Pharma Jobs 2011: Curb Your Enthusiasm, and Ego
There’s still not enough evidence for full-fledged optimism, says a leading recruiter.
By Paul Thomas, Senior Editor
It would be nice to say that pharma companies will be hiring in 2011, but we just don’t know that yet, says Amanda DeSalvatore, Project Manager with Avant Executive Solutions. DeSalvatore specializes in recruiting personnel in drug safety/pharmacovigilance, regulatory affairs, and quality, particularly in biopharma, and we spoke with her about what’s ahead in the job market.
PhM: Are you optimistic that pharma and biopharma firms are going to be hiring in 2011?
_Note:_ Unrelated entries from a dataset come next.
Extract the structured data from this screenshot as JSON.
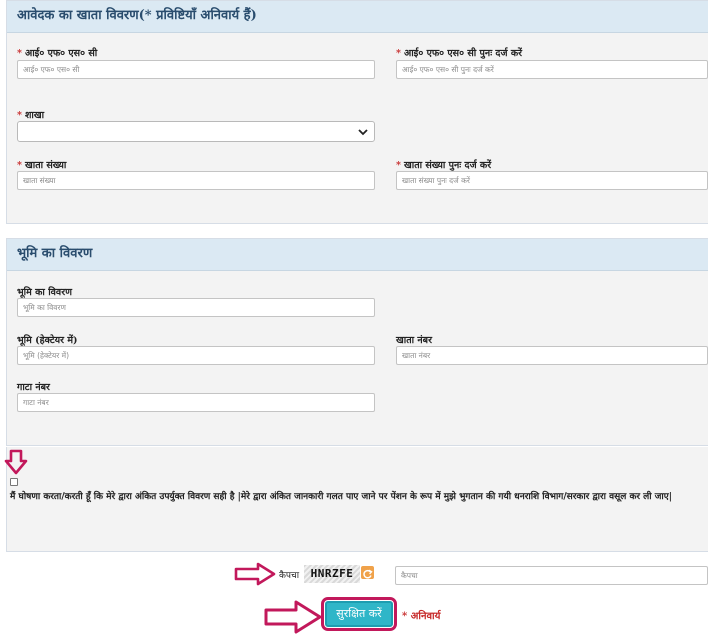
{
  "applicant_section": {
    "title": "आवेदक का खाता विवरण(* प्रविष्टियाँ अनिवार्य हैं)",
    "ifsc_label": "आई० एफ० एस० सी",
    "ifsc_placeholder": "आई० एफ० एस० सी",
    "ifsc_confirm_label": "आई० एफ० एस० सी पुनः दर्ज करें",
    "ifsc_confirm_placeholder": "आई० एफ० एस० सी पुनः दर्ज करें",
    "branch_label": "शाखा",
    "branch_value": "",
    "account_label": "खाता संख्या",
    "account_placeholder": "खाता संख्या",
    "account_confirm_label": "खाता संख्या पुनः दर्ज करें",
    "account_confirm_placeholder": "खाता संख्या पुनः दर्ज करें"
  },
  "land_section": {
    "title": "भूमि का विवरण",
    "land_detail_label": "भूमि का विवरण",
    "land_detail_placeholder": "भूमि का विवरण",
    "land_hectare_label": "भूमि (हेक्टेयर में)",
    "land_hectare_placeholder": "भूमि (हेक्टेयर में)",
    "khata_label": "खाता नंबर",
    "khata_placeholder": "खाता नंबर",
    "gata_label": "गाटा नंबर",
    "gata_placeholder": "गाटा नंबर"
  },
  "required_marker": "*",
  "declaration": {
    "checked": false,
    "text": "मैं घोषणा करता/करती हूँ कि मेरे द्वारा अंकित उपर्युक्त विवरण सही है |मेरे द्वारा अंकित जानकारी गलत पाए जाने पर पेंशन के रूप में मुझे भुगतान की गयी धनराशि विभाग/सरकार द्वारा वसूल कर ली जाए|"
  },
  "captcha": {
    "label": "कैपचा",
    "code": "HNRZFE",
    "placeholder": "कैपचा"
  },
  "submit": {
    "label": "सुरक्षित करें",
    "mandatory_note": "* अनिवार्य"
  },
  "colors": {
    "panel_header": "#dbe9f3",
    "panel_bg": "#f3f3f3",
    "required": "#c62828",
    "button": "#2fb6c8",
    "annotation_arrow": "#c2185b"
  },
  "icons": [
    "chevron-down-icon",
    "refresh-icon",
    "annotation-arrow-icon"
  ]
}
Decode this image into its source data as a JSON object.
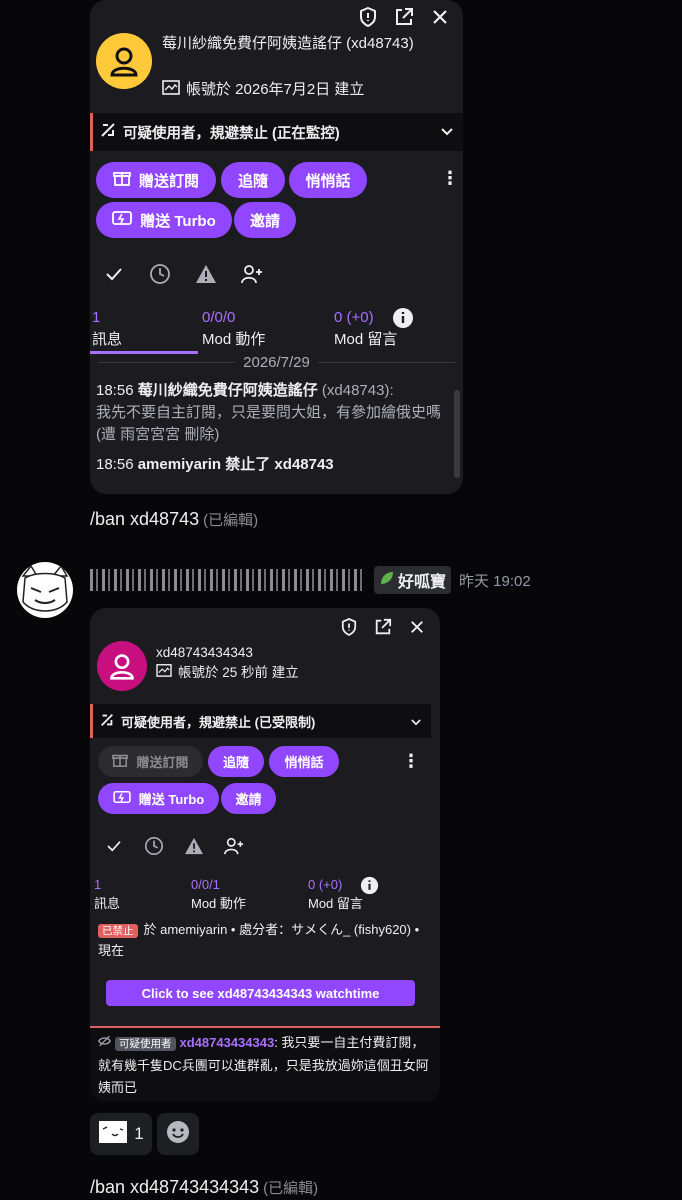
{
  "card1": {
    "username": "莓川紗織免費仔阿姨造謠仔 (xd48743)",
    "created": "帳號於 2026年7月2日 建立",
    "warning": "可疑使用者，規避禁止 (正在監控)",
    "buttons": {
      "gift_sub": "贈送訂閱",
      "follow": "追隨",
      "whisper": "悄悄話",
      "gift_turbo": "贈送 Turbo",
      "invite": "邀請"
    },
    "stats": {
      "messages_value": "1",
      "messages_label": "訊息",
      "mod_actions_value": "0/0/0",
      "mod_actions_label": "Mod 動作",
      "mod_comments_value": "0 (+0)",
      "mod_comments_label": "Mod 留言"
    },
    "date_divider": "2026/7/29",
    "log": {
      "line1_time": "18:56",
      "line1_user": "莓川紗織免費仔阿姨造謠仔",
      "line1_id": "(xd48743):",
      "line1_text": "我先不要自主訂閱，只是要問大姐，有參加繪俄史嗎 (遭 雨宮宮宮 刪除)",
      "line2_time": "18:56",
      "line2_text": "amemiyarin 禁止了 xd48743"
    }
  },
  "message1": {
    "text": "/ban xd48743",
    "edited": "(已編輯)"
  },
  "author": {
    "tag": "好呱寶",
    "time": "昨天 19:02"
  },
  "card2": {
    "username": "xd48743434343",
    "created": "帳號於 25 秒前 建立",
    "warning": "可疑使用者，規避禁止 (已受限制)",
    "buttons": {
      "gift_sub": "贈送訂閱",
      "follow": "追隨",
      "whisper": "悄悄話",
      "gift_turbo": "贈送 Turbo",
      "invite": "邀請"
    },
    "stats": {
      "messages_value": "1",
      "messages_label": "訊息",
      "mod_actions_value": "0/0/1",
      "mod_actions_label": "Mod 動作",
      "mod_comments_value": "0 (+0)",
      "mod_comments_label": "Mod 留言"
    },
    "ban": {
      "badge": "已禁止",
      "text": "於 amemiyarin • 處分者：サメくん_ (fishy620) • 現在"
    },
    "watchtime_button": "Click to see xd48743434343 watchtime",
    "last_message": {
      "badge": "可疑使用者",
      "user": "xd48743434343",
      "text": ": 我只要一自主付費訂閱，就有幾千隻DC兵團可以進群亂，只是我放過妳這個丑女阿姨而已"
    }
  },
  "reactions": {
    "count": "1"
  },
  "message2": {
    "text": "/ban xd48743434343",
    "edited": "(已編輯)"
  }
}
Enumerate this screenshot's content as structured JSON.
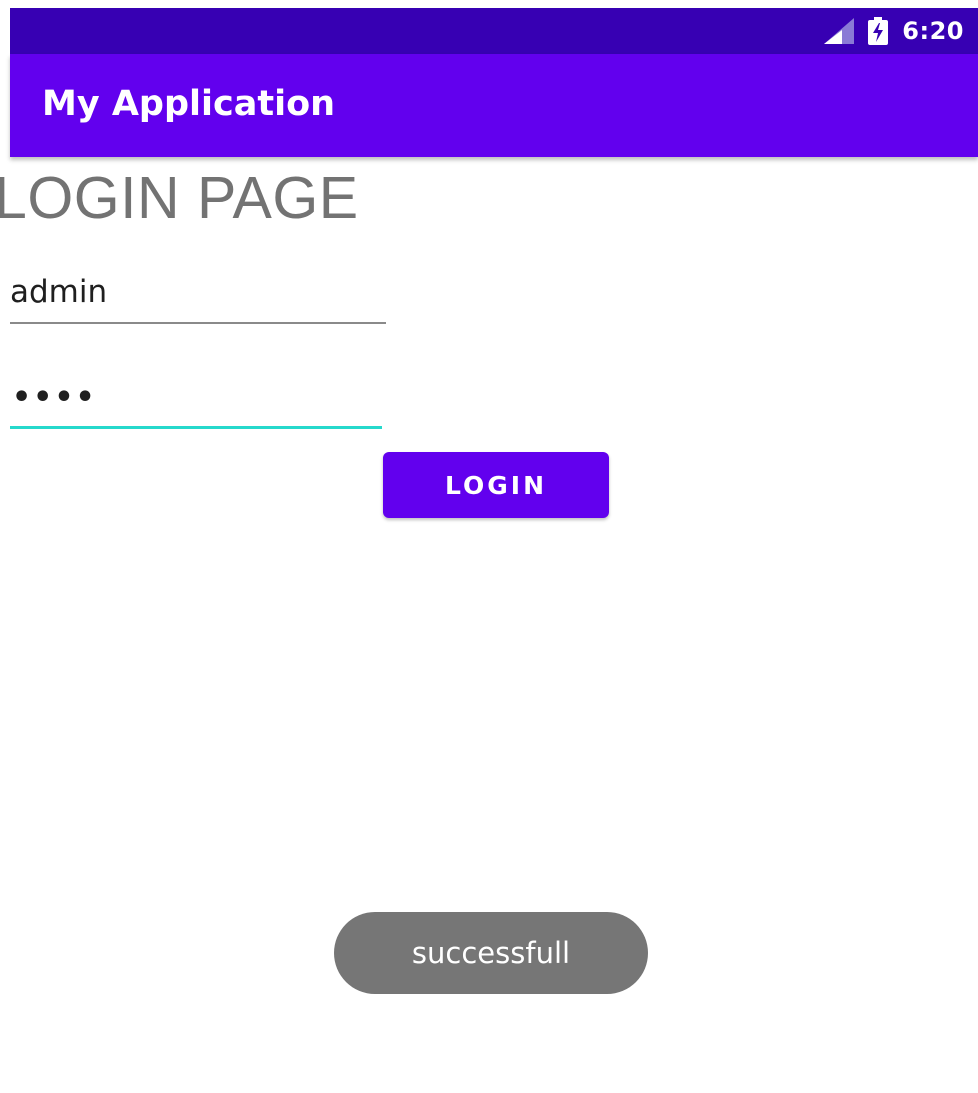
{
  "status_bar": {
    "time": "6:20",
    "signal_icon": "signal-icon",
    "battery_icon": "battery-charging-icon",
    "color": "#3700b3"
  },
  "app_bar": {
    "title": "My Application",
    "color": "#6200ee"
  },
  "main": {
    "heading": "LOGIN PAGE",
    "username": {
      "value": "admin"
    },
    "password": {
      "masked_value": "••••",
      "focus_color": "#26d9cc"
    },
    "login_button": {
      "label": "LOGIN"
    }
  },
  "toast": {
    "message": "successfull"
  }
}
A.D.: It’s difficult to generalize. It’s so company-specific. With small and mid-sized companies, everything is riding on their clinical trials. If they’re doing well, they’re definitely hiring. As far as bigger companies go, hiring and firing is dependent on mergers and acquisitions, as well as successful products. Abbott, for example, was recently hiring 50 regulatory affairs professionals because it is undergoing a restructuring [related to the Solvay merger].
PhM: What are you telling industry professionals looking for work, then?
A.D.: The key is to be flexible. A lot of times you have to be willing to move across the country, or even out of the country. And you have to be flexible with your job title. A lot of VP’s are taking director-level jobs to stay in the area that they like, for instance. I’ve seen a lot of lateral moves and downward shifts . . . but good candidates are still getting jobs. Also, you have to be willing to work hard—say, to possibly put in 80 hours a week. Egos have to go by the wayside. If there are big egos, they are the first to go.
PhM: More than in previous years, our readers are telling us that the most important factor for satisfaction is to have challenging work, with salary a distant secondary consideration. Does this surprise you?
A.D.: I see that consistently over and over again. Even some VP’s are stepping down in salary—taking more than $100,000 less—to get the responsibilities they want. A lot of people don’t want to accept less, but people who are really looking for a good, challenging job are willing to. As a recruiting firm, we tend to rule out people who are inflexible and unwilling to take a pay cut. They’re just hard to place.
PhM: Are you seeing a hiring uptick in any specific fields or areas?
A.D.: The areas trending upwards tend to be very specialized roles—for example, if you have excellent manufacturing project management experience with supply chain skills, and, say, some experience in vaccines. Companies are really focusing their searches so they can get what they need. They’re looking for the exact set of skills that they need, rather than someone with general skills who might grow into a position.
PhM: You mention 80 hours a week. That’s not unheard of, of course. Aren’t manufacturers worried about burning employees out?
A.D.: Yes. A couple of our clients have been working people hard, and are finally beginning to hire support staff. People are coming to us because they’re overworked, and looking to move to different companies.
PhM: So you’re optimistic that, in 2011, the pendulum will start to swing back in favor of employees?
A.D.: No. I don’t have the data that says that. I got a call from a client the other day who is laying off its entire regulatory staff. So I’d love to say that companies are going to hire in 2011, but I can’t.